== Segment start ==
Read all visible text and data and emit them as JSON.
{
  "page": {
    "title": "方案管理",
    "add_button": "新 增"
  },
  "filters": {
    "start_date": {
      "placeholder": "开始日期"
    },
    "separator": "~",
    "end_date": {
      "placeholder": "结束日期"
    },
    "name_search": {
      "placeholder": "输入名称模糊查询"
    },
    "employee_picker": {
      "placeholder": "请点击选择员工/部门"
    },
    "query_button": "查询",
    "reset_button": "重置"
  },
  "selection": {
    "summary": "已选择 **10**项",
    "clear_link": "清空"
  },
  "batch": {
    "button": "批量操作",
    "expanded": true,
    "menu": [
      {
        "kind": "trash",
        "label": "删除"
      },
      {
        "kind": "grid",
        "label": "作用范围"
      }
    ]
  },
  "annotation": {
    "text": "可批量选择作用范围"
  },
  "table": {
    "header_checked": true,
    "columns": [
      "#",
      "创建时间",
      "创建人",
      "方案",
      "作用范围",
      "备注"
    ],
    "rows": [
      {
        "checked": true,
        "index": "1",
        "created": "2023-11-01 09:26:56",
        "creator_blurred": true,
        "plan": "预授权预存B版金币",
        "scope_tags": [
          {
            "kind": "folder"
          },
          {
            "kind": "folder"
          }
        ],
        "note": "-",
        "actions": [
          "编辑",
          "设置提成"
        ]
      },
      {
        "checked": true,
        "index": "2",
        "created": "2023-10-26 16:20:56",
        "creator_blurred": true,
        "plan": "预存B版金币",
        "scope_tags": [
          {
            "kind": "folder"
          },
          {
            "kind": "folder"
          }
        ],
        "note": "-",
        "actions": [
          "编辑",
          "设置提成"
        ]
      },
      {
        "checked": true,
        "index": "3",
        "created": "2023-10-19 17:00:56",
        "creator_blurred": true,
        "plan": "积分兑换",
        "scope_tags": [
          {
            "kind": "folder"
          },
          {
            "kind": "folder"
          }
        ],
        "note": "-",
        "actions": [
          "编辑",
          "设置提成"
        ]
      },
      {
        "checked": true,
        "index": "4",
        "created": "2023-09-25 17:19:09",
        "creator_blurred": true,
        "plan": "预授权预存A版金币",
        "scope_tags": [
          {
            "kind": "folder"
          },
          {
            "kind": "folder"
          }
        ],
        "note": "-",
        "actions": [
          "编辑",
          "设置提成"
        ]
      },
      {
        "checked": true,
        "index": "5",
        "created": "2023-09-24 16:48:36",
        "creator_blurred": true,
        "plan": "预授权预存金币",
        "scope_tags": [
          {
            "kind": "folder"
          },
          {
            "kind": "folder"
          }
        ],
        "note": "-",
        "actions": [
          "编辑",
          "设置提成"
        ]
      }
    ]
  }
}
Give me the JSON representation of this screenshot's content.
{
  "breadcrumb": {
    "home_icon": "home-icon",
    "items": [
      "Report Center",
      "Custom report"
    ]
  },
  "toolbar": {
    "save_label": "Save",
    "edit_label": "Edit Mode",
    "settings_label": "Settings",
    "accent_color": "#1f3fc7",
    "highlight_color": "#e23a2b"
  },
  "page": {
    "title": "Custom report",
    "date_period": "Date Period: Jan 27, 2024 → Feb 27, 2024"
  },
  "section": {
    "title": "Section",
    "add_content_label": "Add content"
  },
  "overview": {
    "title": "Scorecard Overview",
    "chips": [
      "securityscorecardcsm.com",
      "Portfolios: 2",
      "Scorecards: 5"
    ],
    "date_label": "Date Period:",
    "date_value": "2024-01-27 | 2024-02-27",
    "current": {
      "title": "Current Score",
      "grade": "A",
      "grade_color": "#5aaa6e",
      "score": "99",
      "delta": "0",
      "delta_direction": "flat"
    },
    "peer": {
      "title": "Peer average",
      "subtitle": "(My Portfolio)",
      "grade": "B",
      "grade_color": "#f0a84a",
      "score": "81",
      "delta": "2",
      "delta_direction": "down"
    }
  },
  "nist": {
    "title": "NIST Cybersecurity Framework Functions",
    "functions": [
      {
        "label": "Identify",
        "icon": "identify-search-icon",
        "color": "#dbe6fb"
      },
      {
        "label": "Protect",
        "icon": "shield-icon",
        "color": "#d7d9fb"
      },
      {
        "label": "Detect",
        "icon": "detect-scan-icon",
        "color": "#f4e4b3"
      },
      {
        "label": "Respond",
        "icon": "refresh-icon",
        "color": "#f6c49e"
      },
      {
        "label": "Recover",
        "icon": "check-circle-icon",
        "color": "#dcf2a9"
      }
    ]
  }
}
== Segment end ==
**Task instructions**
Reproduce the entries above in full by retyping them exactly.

**Result below**
Read all visible text and data and emit them as JSON.
{
  "page": {
    "title": "方案管理",
    "add_button": "新 增"
  },
  "filters": {
    "start_date": {
      "placeholder": "开始日期"
    },
    "separator": "~",
    "end_date": {
      "placeholder": "结束日期"
    },
    "name_search": {
      "placeholder": "输入名称模糊查询"
    },
    "employee_picker": {
      "placeholder": "请点击选择员工/部门"
    },
    "query_button": "查询",
    "reset_button": "重置"
  },
  "selection": {
    "summary": "已选择 **10**项",
    "clear_link": "清空"
  },
  "batch": {
    "button": "批量操作",
    "expanded": true,
    "menu": [
      {
        "kind": "trash",
        "label": "删除"
      },
      {
        "kind": "grid",
        "label": "作用范围"
      }
    ]
  },
  "annotation": {
    "text": "可批量选择作用范围"
  },
  "table": {
    "header_checked": true,
    "columns": [
      "#",
      "创建时间",
      "创建人",
      "方案",
      "作用范围",
      "备注"
    ],
    "rows": [
      {
        "checked": true,
        "index": "1",
        "created": "2023-11-01 09:26:56",
        "creator_blurred": true,
        "plan": "预授权预存B版金币",
        "scope_tags": [
          {
            "kind": "folder"
          },
          {
            "kind": "folder"
          }
        ],
        "note": "-",
        "actions": [
          "编辑",
          "设置提成"
        ]
      },
      {
        "checked": true,
        "index": "2",
        "created": "2023-10-26 16:20:56",
        "creator_blurred": true,
        "plan": "预存B版金币",
        "scope_tags": [
          {
            "kind": "folder"
          },
          {
            "kind": "folder"
          }
        ],
        "note": "-",
        "actions": [
          "编辑",
          "设置提成"
        ]
      },
      {
        "checked": true,
        "index": "3",
        "created": "2023-10-19 17:00:56",
        "creator_blurred": true,
        "plan": "积分兑换",
        "scope_tags": [
          {
            "kind": "folder"
          },
          {
            "kind": "folder"
          }
        ],
        "note": "-",
        "actions": [
          "编辑",
          "设置提成"
        ]
      },
      {
        "checked": true,
        "index": "4",
        "created": "2023-09-25 17:19:09",
        "creator_blurred": true,
        "plan": "预授权预存A版金币",
        "scope_tags": [
          {
            "kind": "folder"
          },
          {
            "kind": "folder"
          }
        ],
        "note": "-",
        "actions": [
          "编辑",
          "设置提成"
        ]
      },
      {
        "checked": true,
        "index": "5",
        "created": "2023-09-24 16:48:36",
        "creator_blurred": true,
        "plan": "预授权预存金币",
        "scope_tags": [
          {
            "kind": "folder"
          },
          {
            "kind": "folder"
          }
        ],
        "note": "-",
        "actions": [
          "编辑",
          "设置提成"
        ]
      }
    ]
  }
}
Give me the JSON representation of this screenshot's content.
{
  "breadcrumb": {
    "home_icon": "home-icon",
    "items": [
      "Report Center",
      "Custom report"
    ]
  },
  "toolbar": {
    "save_label": "Save",
    "edit_label": "Edit Mode",
    "settings_label": "Settings",
    "accent_color": "#1f3fc7",
    "highlight_color": "#e23a2b"
  },
  "page": {
    "title": "Custom report",
    "date_period": "Date Period: Jan 27, 2024 → Feb 27, 2024"
  },
  "section": {
    "title": "Section",
    "add_content_label": "Add content"
  },
  "overview": {
    "title": "Scorecard Overview",
    "chips": [
      "securityscorecardcsm.com",
      "Portfolios: 2",
      "Scorecards: 5"
    ],
    "date_label": "Date Period:",
    "date_value": "2024-01-27 | 2024-02-27",
    "current": {
      "title": "Current Score",
      "grade": "A",
      "grade_color": "#5aaa6e",
      "score": "99",
      "delta": "0",
      "delta_direction": "flat"
    },
    "peer": {
      "title": "Peer average",
      "subtitle": "(My Portfolio)",
      "grade": "B",
      "grade_color": "#f0a84a",
      "score": "81",
      "delta": "2",
      "delta_direction": "down"
    }
  },
  "nist": {
    "title": "NIST Cybersecurity Framework Functions",
    "functions": [
      {
        "label": "Identify",
        "icon": "identify-search-icon",
        "color": "#dbe6fb"
      },
      {
        "label": "Protect",
        "icon": "shield-icon",
        "color": "#d7d9fb"
      },
      {
        "label": "Detect",
        "icon": "detect-scan-icon",
        "color": "#f4e4b3"
      },
      {
        "label": "Respond",
        "icon": "refresh-icon",
        "color": "#f6c49e"
      },
      {
        "label": "Recover",
        "icon": "check-circle-icon",
        "color": "#dcf2a9"
      }
    ]
  }
}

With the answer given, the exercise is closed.